## WORK TO COMPLETE
Every entry below is to be copied exactly, with nothing left out.

(SUPPLIED RECORDS)

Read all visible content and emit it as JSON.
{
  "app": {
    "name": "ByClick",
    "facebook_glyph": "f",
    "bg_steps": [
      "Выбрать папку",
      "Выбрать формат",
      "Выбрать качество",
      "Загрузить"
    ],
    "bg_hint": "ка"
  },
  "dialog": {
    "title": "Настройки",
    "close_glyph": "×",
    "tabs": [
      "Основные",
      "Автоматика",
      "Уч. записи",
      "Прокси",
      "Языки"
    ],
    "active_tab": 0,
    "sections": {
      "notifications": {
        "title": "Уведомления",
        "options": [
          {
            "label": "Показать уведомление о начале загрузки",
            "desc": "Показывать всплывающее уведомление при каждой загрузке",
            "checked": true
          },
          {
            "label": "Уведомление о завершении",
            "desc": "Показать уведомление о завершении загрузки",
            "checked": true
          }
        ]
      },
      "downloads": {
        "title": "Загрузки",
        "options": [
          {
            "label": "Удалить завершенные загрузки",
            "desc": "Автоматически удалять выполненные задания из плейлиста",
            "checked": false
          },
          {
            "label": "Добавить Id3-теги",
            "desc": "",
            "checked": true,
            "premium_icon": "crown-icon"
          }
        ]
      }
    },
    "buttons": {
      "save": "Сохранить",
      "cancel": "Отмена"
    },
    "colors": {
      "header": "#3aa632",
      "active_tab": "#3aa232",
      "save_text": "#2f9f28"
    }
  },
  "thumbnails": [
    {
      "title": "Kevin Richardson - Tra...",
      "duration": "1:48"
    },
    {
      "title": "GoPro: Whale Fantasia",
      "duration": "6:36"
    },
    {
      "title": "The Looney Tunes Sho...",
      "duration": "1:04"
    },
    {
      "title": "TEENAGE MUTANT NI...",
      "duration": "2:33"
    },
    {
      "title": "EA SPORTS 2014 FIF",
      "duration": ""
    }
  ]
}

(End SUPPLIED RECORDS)

## SOLUTION BELOW
Read all visible content and emit it as JSON.
{
  "app": {
    "name": "ByClick",
    "facebook_glyph": "f",
    "bg_steps": [
      "Выбрать папку",
      "Выбрать формат",
      "Выбрать качество",
      "Загрузить"
    ],
    "bg_hint": "ка"
  },
  "dialog": {
    "title": "Настройки",
    "close_glyph": "×",
    "tabs": [
      "Основные",
      "Автоматика",
      "Уч. записи",
      "Прокси",
      "Языки"
    ],
    "active_tab": 0,
    "sections": {
      "notifications": {
        "title": "Уведомления",
        "options": [
          {
            "label": "Показать уведомление о начале загрузки",
            "desc": "Показывать всплывающее уведомление при каждой загрузке",
            "checked": true
          },
          {
            "label": "Уведомление о завершении",
            "desc": "Показать уведомление о завершении загрузки",
            "checked": true
          }
        ]
      },
      "downloads": {
        "title": "Загрузки",
        "options": [
          {
            "label": "Удалить завершенные загрузки",
            "desc": "Автоматически удалять выполненные задания из плейлиста",
            "checked": false
          },
          {
            "label": "Добавить Id3-теги",
            "desc": "",
            "checked": true,
            "premium_icon": "crown-icon"
          }
        ]
      }
    },
    "buttons": {
      "save": "Сохранить",
      "cancel": "Отмена"
    },
    "colors": {
      "header": "#3aa632",
      "active_tab": "#3aa232",
      "save_text": "#2f9f28"
    }
  },
  "thumbnails": [
    {
      "title": "Kevin Richardson - Tra...",
      "duration": "1:48"
    },
    {
      "title": "GoPro: Whale Fantasia",
      "duration": "6:36"
    },
    {
      "title": "The Looney Tunes Sho...",
      "duration": "1:04"
    },
    {
      "title": "TEENAGE MUTANT NI...",
      "duration": "2:33"
    },
    {
      "title": "EA SPORTS 2014 FIF",
      "duration": ""
    }
  ]
}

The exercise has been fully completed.